Traffic School Will Lose Exclusive Rights : Court: Violators will now be allowed to attend classes at places other than Tri-County.
Speeders and others who violate traffic laws in Ventura County will now be able to attend any licensed traffic school they please, court officials announced Monday.
Currently, drivers who opt to attend traffic school are sent by Ventura County Municipal Court to Thousand Oaks-based Tri-County Traffic School.
But a recent discovery that Tri-County profits are not going to traffic-safety programs as promised has made judges have second thoughts.
In the early 1980s, Tri-County’s board of directors persuaded the court to give the facility all the county’s traffic-school business, court officials said, by touting the school’s educational programs and saying that the school would turn over most of its profits to traffic-safety programs.
Even in 1986, when state law mandated each Municipal Court to open traffic classes to all licensed schools, Ventura County kept its agreement with Tri-County, in part because of the school’s promise to donate its profits, said Municipal Court Presiding Judge John R. Smiley.
But during an evaluation of Tri-County’s financial records in May, judges discovered that the school’s board of directors was apparently keeping most of the profits, court officials said.
“It came to our attention that Tri-County was not paying as much as they have over the years to traffic safety programs,” Smiley said.
As a result, the judges have decided to allow other traffic schools in the county to compete for the court’s business, he said. The only stipulation is that the school must be licensed by the Department of Motor Vehicles, Smiley said.
None of Tri-County’s five board members could be reached for comment late Monday afternoon. A manager at one of Tri-County’s competitors said the judges’ decision might lower the price of traffic schools in the county.
Tri-County charges $36 for the required eight-hour course. Some other traffic schools, such as A-1 The Saturday Class, charge less. Linda Gregory, an A-1 manager, said the price at her school is $28 for an eight-hour course.
“It will be a great thing,” Gregory said. “It will allow the students to go to any school they choose. Financially, it will allow them to save money because we are a little bit cheaper.”

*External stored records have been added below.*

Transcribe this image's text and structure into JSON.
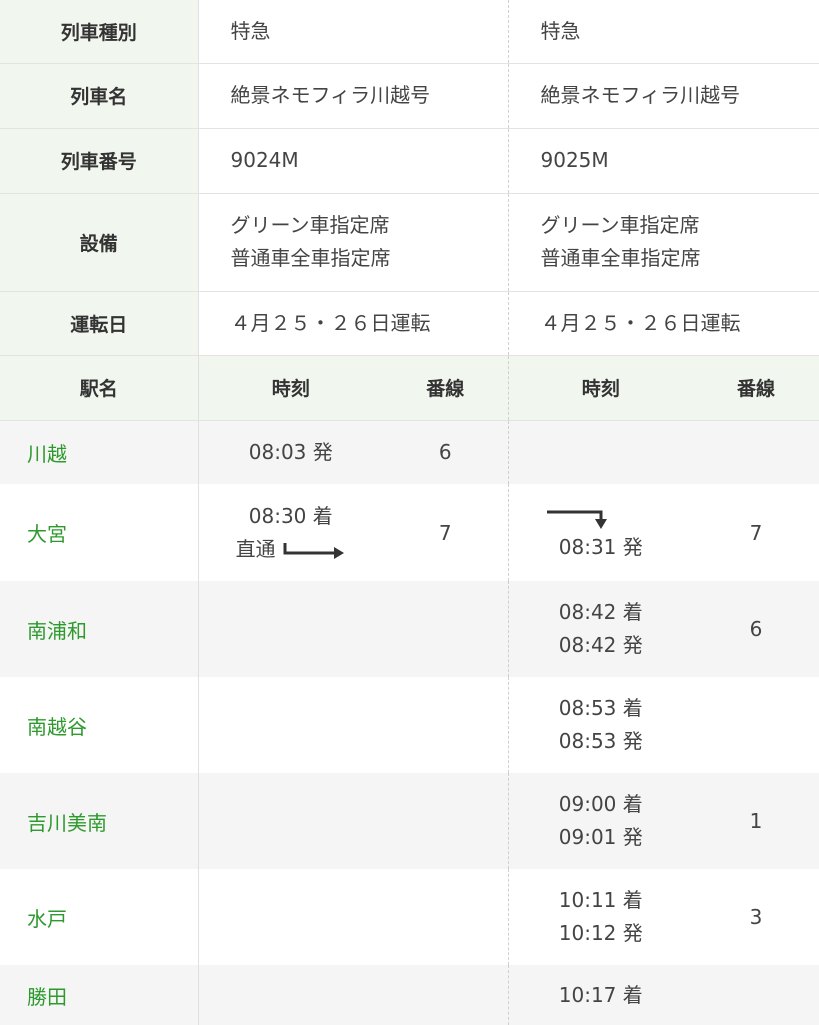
{
  "info_rows": [
    {
      "label": "列車種別",
      "t1": [
        "特急"
      ],
      "t2": [
        "特急"
      ]
    },
    {
      "label": "列車名",
      "t1": [
        "絶景ネモフィラ川越号"
      ],
      "t2": [
        "絶景ネモフィラ川越号"
      ]
    },
    {
      "label": "列車番号",
      "t1": [
        "9024M"
      ],
      "t2": [
        "9025M"
      ]
    },
    {
      "label": "設備",
      "t1": [
        "グリーン車指定席",
        "普通車全車指定席"
      ],
      "t2": [
        "グリーン車指定席",
        "普通車全車指定席"
      ]
    },
    {
      "label": "運転日",
      "t1": [
        "４月２５・２６日運転"
      ],
      "t2": [
        "４月２５・２６日運転"
      ]
    }
  ],
  "header": {
    "station": "駅名",
    "time1": "時刻",
    "plat1": "番線",
    "time2": "時刻",
    "plat2": "番線"
  },
  "stations": [
    {
      "name": "川越",
      "t1": [
        "08:03 発"
      ],
      "p1": "6",
      "t2": [],
      "p2": ""
    },
    {
      "name": "大宮",
      "t1": [
        "08:30 着"
      ],
      "through": "直通",
      "p1": "7",
      "t2": [
        "08:31 発"
      ],
      "p2": "7"
    },
    {
      "name": "南浦和",
      "t1": [],
      "p1": "",
      "t2": [
        "08:42 着",
        "08:42 発"
      ],
      "p2": "6"
    },
    {
      "name": "南越谷",
      "t1": [],
      "p1": "",
      "t2": [
        "08:53 着",
        "08:53 発"
      ],
      "p2": ""
    },
    {
      "name": "吉川美南",
      "t1": [],
      "p1": "",
      "t2": [
        "09:00 着",
        "09:01 発"
      ],
      "p2": "1"
    },
    {
      "name": "水戸",
      "t1": [],
      "p1": "",
      "t2": [
        "10:11 着",
        "10:12 発"
      ],
      "p2": "3"
    },
    {
      "name": "勝田",
      "t1": [],
      "p1": "",
      "t2": [
        "10:17 着"
      ],
      "p2": ""
    }
  ],
  "colors": {
    "label_bg": "#f1f7ef",
    "station_link": "#2e9a2e",
    "zebra_bg": "#f5f5f5"
  }
}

Right now, she said, A-1 can barely find enough students to fill one class in Ventura County, but she hopes that will change with the decision announced Monday.